Also in July 1952, 48 residents formed a separate company – Cakeham Manor Estate Limited. For the princely sum of £16,062 this company bought 199 acres of coastal farmland, 13 acres of greensward, Cakeham Manor and other properties including the undeveloped plots on East and West Strand, Berry Barn Lane and the two derelict cottages at the entrance. These subscribers did not apparently expect any return on their investment other than rental from the farmland.

In May 1964, East Head was gifted by West Wittering Estate Limited to the County Council who passed it on to the National Trust.

In November 1984 the company entered into a management agreement with English Nature covering all the grazing land between the Car Park Road and Snowhill Creek, all of this area and East Head are now within the Chichester Harbour Conservancy SSSI (site of special scientific interest). For this reason the land is protected from any form of development that could disturb its present rural nature.

In October 1988 the householder shareholders of Cakeham Manor Estate were again approached and sufficient funds were raised by 34 subscribers to buy a further 91 acres of land for £236,000. This is the farmland which separates the urban sprawl of Bracklesham and East Wittering from the main bulk of West Wittering. Here too the subscribers could anticipate no return on their investment so they invested their money solely to safeguard their local area.

In recent years the car park company has invested several hundred thousand pounds in improvements in the facilities and safety there; this programme is a never ending one. The Board of Directors is ever conscious of its responsibility towards what can be as many as 15,000 Sunday visitors and conscious too of the inconvenience caused to local villagers by the sheer volume of cars visiting the car park.

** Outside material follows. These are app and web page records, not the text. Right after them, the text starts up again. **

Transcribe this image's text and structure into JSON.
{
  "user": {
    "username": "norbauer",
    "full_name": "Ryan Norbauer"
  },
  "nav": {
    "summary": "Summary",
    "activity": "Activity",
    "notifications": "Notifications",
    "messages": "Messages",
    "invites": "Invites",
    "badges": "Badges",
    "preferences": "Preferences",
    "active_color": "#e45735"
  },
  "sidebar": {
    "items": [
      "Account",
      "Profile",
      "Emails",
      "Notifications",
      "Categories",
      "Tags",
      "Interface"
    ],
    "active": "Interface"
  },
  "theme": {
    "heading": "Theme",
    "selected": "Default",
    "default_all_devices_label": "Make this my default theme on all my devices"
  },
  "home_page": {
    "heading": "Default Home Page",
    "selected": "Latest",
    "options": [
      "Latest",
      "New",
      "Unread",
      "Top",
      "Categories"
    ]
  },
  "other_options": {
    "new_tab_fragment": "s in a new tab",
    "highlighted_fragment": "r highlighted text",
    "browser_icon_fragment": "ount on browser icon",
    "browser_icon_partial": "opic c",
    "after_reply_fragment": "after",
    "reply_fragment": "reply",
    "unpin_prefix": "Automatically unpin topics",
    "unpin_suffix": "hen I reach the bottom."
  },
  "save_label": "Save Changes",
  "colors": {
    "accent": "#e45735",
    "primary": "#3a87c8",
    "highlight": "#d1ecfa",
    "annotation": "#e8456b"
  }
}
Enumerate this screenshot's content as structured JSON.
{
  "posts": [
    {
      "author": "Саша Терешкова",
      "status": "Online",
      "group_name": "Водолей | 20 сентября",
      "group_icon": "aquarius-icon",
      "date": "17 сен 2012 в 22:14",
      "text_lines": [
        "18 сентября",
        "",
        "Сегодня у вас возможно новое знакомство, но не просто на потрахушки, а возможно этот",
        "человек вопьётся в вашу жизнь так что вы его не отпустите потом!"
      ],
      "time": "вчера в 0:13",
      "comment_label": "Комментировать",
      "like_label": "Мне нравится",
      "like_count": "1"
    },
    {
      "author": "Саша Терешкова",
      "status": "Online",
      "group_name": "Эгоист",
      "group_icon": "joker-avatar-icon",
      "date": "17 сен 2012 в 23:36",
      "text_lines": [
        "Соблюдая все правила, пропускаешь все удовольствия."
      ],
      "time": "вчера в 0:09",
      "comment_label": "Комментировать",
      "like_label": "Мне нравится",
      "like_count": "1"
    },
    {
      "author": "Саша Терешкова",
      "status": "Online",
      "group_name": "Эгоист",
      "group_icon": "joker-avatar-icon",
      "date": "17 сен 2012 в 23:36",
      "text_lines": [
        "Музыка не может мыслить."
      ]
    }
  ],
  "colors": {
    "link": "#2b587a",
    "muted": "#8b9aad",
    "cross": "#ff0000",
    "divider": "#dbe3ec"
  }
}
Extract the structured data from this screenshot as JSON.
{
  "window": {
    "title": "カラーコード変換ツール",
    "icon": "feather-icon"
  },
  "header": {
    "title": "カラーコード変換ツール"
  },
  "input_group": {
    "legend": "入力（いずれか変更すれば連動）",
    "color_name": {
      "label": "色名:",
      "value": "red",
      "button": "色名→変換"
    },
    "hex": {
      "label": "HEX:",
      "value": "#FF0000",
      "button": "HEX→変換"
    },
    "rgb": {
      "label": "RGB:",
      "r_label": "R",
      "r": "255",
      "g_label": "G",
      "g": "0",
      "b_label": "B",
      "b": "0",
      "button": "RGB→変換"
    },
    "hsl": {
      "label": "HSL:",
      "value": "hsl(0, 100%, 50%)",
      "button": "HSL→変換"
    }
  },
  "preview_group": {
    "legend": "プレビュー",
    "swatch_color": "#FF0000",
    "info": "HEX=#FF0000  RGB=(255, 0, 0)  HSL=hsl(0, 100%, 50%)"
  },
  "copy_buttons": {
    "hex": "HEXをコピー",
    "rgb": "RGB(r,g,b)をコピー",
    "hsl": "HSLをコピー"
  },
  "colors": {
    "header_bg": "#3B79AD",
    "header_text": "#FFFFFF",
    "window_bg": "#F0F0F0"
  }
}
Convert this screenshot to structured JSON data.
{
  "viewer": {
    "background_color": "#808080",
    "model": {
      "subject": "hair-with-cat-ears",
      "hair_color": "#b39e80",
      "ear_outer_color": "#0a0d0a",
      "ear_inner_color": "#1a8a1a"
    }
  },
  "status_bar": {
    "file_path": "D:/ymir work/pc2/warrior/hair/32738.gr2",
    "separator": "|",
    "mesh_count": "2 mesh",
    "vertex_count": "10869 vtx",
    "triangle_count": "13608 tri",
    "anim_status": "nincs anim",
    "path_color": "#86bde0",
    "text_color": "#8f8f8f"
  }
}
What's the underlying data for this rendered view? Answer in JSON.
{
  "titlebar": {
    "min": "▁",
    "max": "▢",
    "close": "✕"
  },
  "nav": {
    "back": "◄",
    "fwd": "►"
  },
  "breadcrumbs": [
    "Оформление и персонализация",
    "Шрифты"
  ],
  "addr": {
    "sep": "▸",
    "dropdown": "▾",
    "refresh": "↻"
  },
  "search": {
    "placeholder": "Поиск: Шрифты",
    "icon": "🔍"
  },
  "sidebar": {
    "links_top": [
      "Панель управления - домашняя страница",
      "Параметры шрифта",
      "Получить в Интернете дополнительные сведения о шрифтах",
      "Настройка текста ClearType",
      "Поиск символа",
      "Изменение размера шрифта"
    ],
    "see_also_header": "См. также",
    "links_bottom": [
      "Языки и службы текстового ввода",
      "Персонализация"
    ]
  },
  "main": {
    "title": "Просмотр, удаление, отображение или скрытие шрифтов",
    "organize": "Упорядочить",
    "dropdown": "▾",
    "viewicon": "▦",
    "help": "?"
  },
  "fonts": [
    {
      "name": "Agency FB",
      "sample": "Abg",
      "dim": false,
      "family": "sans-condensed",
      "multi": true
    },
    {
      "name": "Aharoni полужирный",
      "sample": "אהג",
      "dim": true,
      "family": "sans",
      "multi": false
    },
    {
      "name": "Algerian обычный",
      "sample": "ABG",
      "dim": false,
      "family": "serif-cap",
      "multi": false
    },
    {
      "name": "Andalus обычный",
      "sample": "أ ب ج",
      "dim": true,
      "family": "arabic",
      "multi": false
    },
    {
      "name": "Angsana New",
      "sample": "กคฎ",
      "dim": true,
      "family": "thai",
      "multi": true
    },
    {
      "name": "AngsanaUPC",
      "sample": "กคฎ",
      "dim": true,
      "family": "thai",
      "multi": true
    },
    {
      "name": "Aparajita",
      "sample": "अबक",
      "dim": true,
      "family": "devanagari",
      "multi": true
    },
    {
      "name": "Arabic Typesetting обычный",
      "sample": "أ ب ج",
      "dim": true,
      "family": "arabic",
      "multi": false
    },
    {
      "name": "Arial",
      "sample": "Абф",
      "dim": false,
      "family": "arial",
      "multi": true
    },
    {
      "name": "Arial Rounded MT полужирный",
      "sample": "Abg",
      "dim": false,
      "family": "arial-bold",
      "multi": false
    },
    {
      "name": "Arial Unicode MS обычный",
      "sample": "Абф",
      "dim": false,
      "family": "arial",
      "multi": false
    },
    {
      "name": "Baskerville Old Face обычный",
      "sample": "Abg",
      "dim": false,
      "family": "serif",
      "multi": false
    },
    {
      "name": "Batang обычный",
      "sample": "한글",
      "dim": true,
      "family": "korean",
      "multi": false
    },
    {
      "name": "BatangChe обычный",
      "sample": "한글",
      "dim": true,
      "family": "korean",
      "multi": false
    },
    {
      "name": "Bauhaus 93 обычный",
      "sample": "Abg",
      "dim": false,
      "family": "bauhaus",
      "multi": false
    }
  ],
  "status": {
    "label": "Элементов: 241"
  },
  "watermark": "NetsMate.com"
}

A small group of local residents, headed by Phillip Whitehead (founder of Whiteheads, Chartered Surveyors in Chichester – now GA) and John Widdows (senior partner of Thomas Eggar, Solicitors) formed the 'West Wittering Preservation Trust' in an attempt to protect the land associated with the car park. The car park had been running as a successful commercial venture since the early 1920's and it was assessed that the Commissioners